Wind: 1.01 m/h
The prolonged Football Championship Subdivision playoffs have put some joy into some trying times for Bryan Stinespring, the assistant head coach for Delaware, which visits South Dakota State with hopes of moving on to the FCS title game.
Stinespring is in his first year at Delaware after coaching stints at Virginia Tech, James Madison and Old Dominion, where the hiring of new head coaches and staffs left him looking for a job.
He landed at Delaware, whose head coach, Danny Rocco, had been an assistant at Virginia when Stinespring was at Virginia Tech. While Stinespring coached offense and Rocco coached defense, they were also recruiting rivals.
There were some coaches on Rocco's staff whom Stinespring knew, including former Virginia Tech player Chris Cosh, who put in a good word in Stinespring's behalf.
Stinespring was gone for the next seven months due to COVID-19 but it also gave him the opportunity to return to Clifton Forge and spend time with his mother, who had Alzheimer's and eventually passed away.
"My brother and I took care of my mother and allowed her to stay at home, mostly because of my brother's efforts," he said. "We were able to do some things that, in another year, I wouldn't have been able to do. So, I'm actually thankful for that part of it.
"We were looking for silver linings a little bit and that, for me personally, was one. It's truly a devastating disease for everyone really."
When Frank Beamer retired as Tech coach following the 2015 season, Stinespring was not retained by successor Justin Fuente. Stinespring subsequently returned to JMU, where he spent two years on the staff of Mike Houston, who led the Dukes to the 2016 FCS national championship over North Dakota State.
Stinespring has never been to Brookings, South Dakota, home to South Dakota State, which carries a 7-1 record into Saturday's meeting with Delaware (7-0). The other semifinal will pit Sam Houston State and James Madison,
"A lot of people say, 'Hey, it's the spring season; it's not a full season, won't there be an asterisk to it?' " Stinespring said. "We say 'no.' To manage all the things we've had to deal with, it would be an exclamation point.' "
Wide receiver Terrell Jana, who had 123 receptions in his Virginia career, was seen as a likely first-round pick in the Canadian Football League Draft before he went to Saskatchewan in the second round.
In 2019, Dejon Brissett was drafted No. 2 overall in the Canadian Football League Draft after recording two receptions for 18 yards while playing in 12 games for UVa.

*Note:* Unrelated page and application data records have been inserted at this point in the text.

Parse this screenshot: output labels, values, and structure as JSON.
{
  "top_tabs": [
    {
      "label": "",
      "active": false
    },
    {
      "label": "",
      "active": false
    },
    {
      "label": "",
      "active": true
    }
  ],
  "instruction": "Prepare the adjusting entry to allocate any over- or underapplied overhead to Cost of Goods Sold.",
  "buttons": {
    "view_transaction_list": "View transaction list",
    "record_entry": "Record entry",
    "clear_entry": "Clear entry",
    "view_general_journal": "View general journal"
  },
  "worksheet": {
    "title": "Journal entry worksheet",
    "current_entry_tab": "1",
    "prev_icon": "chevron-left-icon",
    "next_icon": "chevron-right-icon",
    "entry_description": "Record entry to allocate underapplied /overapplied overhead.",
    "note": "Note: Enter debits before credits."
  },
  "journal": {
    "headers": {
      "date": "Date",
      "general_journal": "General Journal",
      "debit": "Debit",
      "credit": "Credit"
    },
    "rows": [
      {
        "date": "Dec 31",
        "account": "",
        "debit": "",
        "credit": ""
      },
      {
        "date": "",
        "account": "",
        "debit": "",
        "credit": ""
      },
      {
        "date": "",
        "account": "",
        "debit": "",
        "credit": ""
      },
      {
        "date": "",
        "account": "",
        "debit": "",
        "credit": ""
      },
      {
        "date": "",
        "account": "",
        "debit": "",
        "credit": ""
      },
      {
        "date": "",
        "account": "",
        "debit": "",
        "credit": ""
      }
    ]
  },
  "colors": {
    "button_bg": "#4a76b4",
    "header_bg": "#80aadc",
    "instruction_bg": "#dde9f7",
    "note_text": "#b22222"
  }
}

Jana, who is from Vancouver, had 36 receptions for 423 yards and one touchdown last season. The previous year, he had caught 73 passes for 878 yards over a 14-game season, compared to this year's 10-game slate.
Tight end Tony Poljan, who played quarterback at Central Michigan before transferring to Virginia, signed as a free agent with the Baltimore Ravens after playing tight end at Virginia, where he had 38 receptions for 411 yards and a team-high six touchdown receptions.
There seemingly is no end to college basketball players taking advantage of the transfer portal or schools that have had their college basketball rosters decimated.
Consider a Wake Forest team that was 6-16 this past season under first-year Deacons' coach Steve Forbes. Ismael Massoud will be transferring to Kansas State and fellow sophomore Jacobi Neath is going to Wisconsin. Massoud played more than 20 minutes per game.
On the flip side, the Deacs are getting 7-footer Dallas Watson from Colorado, where he started 23 games but averaged fewer than 15 minutes...Jaemyn Brakefield, who averaged 3.5 points and 2.5 rebounds as a freshman at Duke, is transferring to Mississippi in his native state.
Brakefield was a four-star recruit coming out of Huntington (W.Va.) Prep and was listed by rivals.com with 30 offers.